*Exercise data*

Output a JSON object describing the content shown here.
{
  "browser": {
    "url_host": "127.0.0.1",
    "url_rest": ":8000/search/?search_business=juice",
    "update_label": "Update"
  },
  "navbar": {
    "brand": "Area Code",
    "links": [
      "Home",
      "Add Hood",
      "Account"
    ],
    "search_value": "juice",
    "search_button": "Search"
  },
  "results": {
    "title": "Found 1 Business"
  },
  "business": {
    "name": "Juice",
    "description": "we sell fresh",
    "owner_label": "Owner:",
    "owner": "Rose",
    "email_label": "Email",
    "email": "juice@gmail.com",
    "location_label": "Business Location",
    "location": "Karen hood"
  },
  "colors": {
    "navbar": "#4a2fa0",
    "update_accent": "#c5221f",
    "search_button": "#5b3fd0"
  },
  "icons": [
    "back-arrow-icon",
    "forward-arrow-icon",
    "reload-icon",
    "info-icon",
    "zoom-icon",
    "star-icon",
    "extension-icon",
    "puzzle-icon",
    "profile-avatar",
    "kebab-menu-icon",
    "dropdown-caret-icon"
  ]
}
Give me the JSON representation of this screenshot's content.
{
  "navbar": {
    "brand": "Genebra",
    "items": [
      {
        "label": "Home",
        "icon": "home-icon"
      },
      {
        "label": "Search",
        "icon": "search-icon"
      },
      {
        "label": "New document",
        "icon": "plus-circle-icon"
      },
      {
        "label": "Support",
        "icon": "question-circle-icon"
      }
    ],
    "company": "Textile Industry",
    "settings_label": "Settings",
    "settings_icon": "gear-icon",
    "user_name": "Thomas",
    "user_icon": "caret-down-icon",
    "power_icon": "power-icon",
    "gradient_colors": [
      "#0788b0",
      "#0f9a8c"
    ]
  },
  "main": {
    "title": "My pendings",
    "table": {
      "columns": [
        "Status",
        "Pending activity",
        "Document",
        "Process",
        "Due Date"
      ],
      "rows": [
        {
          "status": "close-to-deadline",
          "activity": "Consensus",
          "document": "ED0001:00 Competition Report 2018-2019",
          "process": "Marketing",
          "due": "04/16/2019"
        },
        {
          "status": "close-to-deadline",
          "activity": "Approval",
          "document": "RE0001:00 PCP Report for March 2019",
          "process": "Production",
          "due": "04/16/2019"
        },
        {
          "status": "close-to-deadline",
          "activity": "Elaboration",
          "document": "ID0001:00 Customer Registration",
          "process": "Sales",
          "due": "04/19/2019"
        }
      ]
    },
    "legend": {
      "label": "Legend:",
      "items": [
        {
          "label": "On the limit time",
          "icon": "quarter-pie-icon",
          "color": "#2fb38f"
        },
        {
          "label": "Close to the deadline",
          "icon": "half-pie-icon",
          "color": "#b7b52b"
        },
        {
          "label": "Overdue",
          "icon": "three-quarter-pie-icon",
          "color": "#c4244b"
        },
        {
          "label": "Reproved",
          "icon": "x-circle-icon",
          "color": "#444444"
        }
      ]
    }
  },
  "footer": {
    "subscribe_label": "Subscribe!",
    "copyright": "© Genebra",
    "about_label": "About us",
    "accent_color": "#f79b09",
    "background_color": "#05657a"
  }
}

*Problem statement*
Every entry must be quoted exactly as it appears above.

*Answer for this exercise*
Output a JSON object describing the content shown here.
{
  "browser": {
    "url_host": "127.0.0.1",
    "url_rest": ":8000/search/?search_business=juice",
    "update_label": "Update"
  },
  "navbar": {
    "brand": "Area Code",
    "links": [
      "Home",
      "Add Hood",
      "Account"
    ],
    "search_value": "juice",
    "search_button": "Search"
  },
  "results": {
    "title": "Found 1 Business"
  },
  "business": {
    "name": "Juice",
    "description": "we sell fresh",
    "owner_label": "Owner:",
    "owner": "Rose",
    "email_label": "Email",
    "email": "juice@gmail.com",
    "location_label": "Business Location",
    "location": "Karen hood"
  },
  "colors": {
    "navbar": "#4a2fa0",
    "update_accent": "#c5221f",
    "search_button": "#5b3fd0"
  },
  "icons": [
    "back-arrow-icon",
    "forward-arrow-icon",
    "reload-icon",
    "info-icon",
    "zoom-icon",
    "star-icon",
    "extension-icon",
    "puzzle-icon",
    "profile-avatar",
    "kebab-menu-icon",
    "dropdown-caret-icon"
  ]
}
Give me the JSON representation of this screenshot's content.
{
  "navbar": {
    "brand": "Genebra",
    "items": [
      {
        "label": "Home",
        "icon": "home-icon"
      },
      {
        "label": "Search",
        "icon": "search-icon"
      },
      {
        "label": "New document",
        "icon": "plus-circle-icon"
      },
      {
        "label": "Support",
        "icon": "question-circle-icon"
      }
    ],
    "company": "Textile Industry",
    "settings_label": "Settings",
    "settings_icon": "gear-icon",
    "user_name": "Thomas",
    "user_icon": "caret-down-icon",
    "power_icon": "power-icon",
    "gradient_colors": [
      "#0788b0",
      "#0f9a8c"
    ]
  },
  "main": {
    "title": "My pendings",
    "table": {
      "columns": [
        "Status",
        "Pending activity",
        "Document",
        "Process",
        "Due Date"
      ],
      "rows": [
        {
          "status": "close-to-deadline",
          "activity": "Consensus",
          "document": "ED0001:00 Competition Report 2018-2019",
          "process": "Marketing",
          "due": "04/16/2019"
        },
        {
          "status": "close-to-deadline",
          "activity": "Approval",
          "document": "RE0001:00 PCP Report for March 2019",
          "process": "Production",
          "due": "04/16/2019"
        },
        {
          "status": "close-to-deadline",
          "activity": "Elaboration",
          "document": "ID0001:00 Customer Registration",
          "process": "Sales",
          "due": "04/19/2019"
        }
      ]
    },
    "legend": {
      "label": "Legend:",
      "items": [
        {
          "label": "On the limit time",
          "icon": "quarter-pie-icon",
          "color": "#2fb38f"
        },
        {
          "label": "Close to the deadline",
          "icon": "half-pie-icon",
          "color": "#b7b52b"
        },
        {
          "label": "Overdue",
          "icon": "three-quarter-pie-icon",
          "color": "#c4244b"
        },
        {
          "label": "Reproved",
          "icon": "x-circle-icon",
          "color": "#444444"
        }
      ]
    }
  },
  "footer": {
    "subscribe_label": "Subscribe!",
    "copyright": "© Genebra",
    "about_label": "About us",
    "accent_color": "#f79b09",
    "background_color": "#05657a"
  }
}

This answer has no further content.